It was supposed to be winter, but the day was unseasonably mild, warm even.
I dressed quickly, confident that I needed neither hat nor gloves, and left the house, lured outside by the sun, the warmth and the joyful day they promised. I walked up the nearby hill, energized by the spirit of spring.
The clouds were fluffy, white and moving fast, turning nature’s painting into an animation, at least for those with patience enough to stare into the distant sky.
I stood on the bridge over the creek, looking at the melting ice, the families of ducks and the families of humans, the latter adhering to the signs banning them from feeding the former. I was more worried by the dogs, for there were no signs telling them not to feed on me.
The squirrels seemed to have no food shortage at all, judging by their happy faces. With the melting snow, they found the caches of food that they, or their colleagues, had prepared a few short months ago.
Children, oblivious to all of this, were running around, irresponsibly unleashed by their owners.
Trees were waking up from hibernation, freshly brewed maple syrup running through their veins (this was in Canada, after all). The flowers must have gorged on something delicious, too, for they looked deliriously colorful that day.
Whenever I passed a bench, I sat down, soaking in the sun. As I was reading a chapter or two of a novel, the sun became stronger as if she wanted to look over my shoulder and partake in the pleasure.
When I came home after four, five, maybe six hours, my heart content as only a day in nature can achieve it, I checked my e-mails. Two potential clients complained that I hadn’t replied to their messages, taking their business elsewhere. This would mean another month of struggling financially, of eating nothing but rice and soup, another month of dread.
A sense of beauty, of happiness even, can really be detrimental to so-called success.

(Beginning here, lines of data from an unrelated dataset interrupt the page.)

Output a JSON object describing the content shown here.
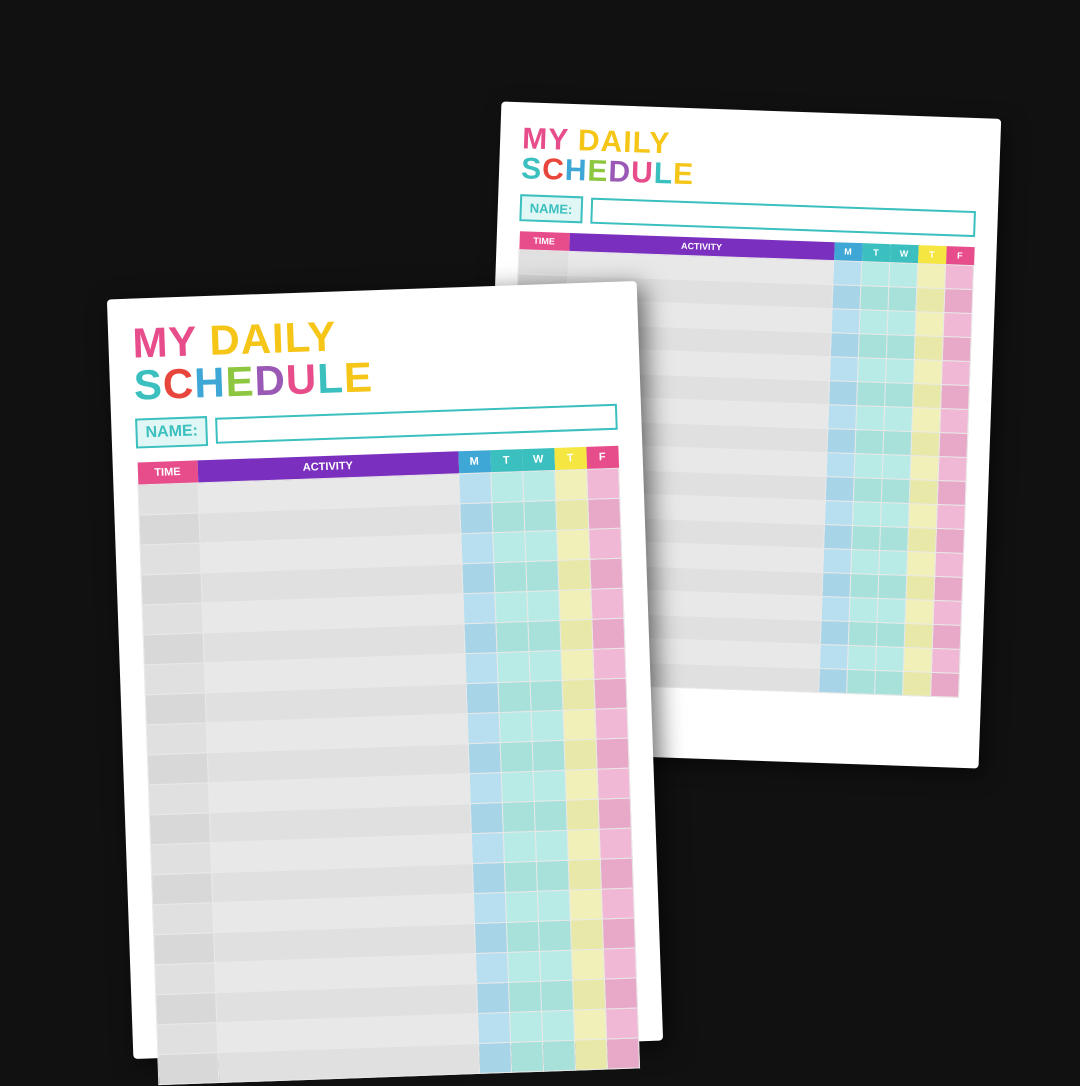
{
  "scene": {
    "background": "#111"
  },
  "card": {
    "title_line1": "MY DAILY",
    "title_line2": "SCHEDULE",
    "title_letters": [
      "S",
      "C",
      "H",
      "E",
      "D",
      "U",
      "L",
      "E"
    ],
    "name_label": "NAME:",
    "table_headers": {
      "time": "TIME",
      "activity": "ACTIVITY",
      "m": "M",
      "t": "T",
      "w": "W",
      "th": "T",
      "f": "F"
    },
    "row_count": 20
  }
}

Yet, on the next sunny day, I will go out again. There is enough winter in the world, literally and metaphorically.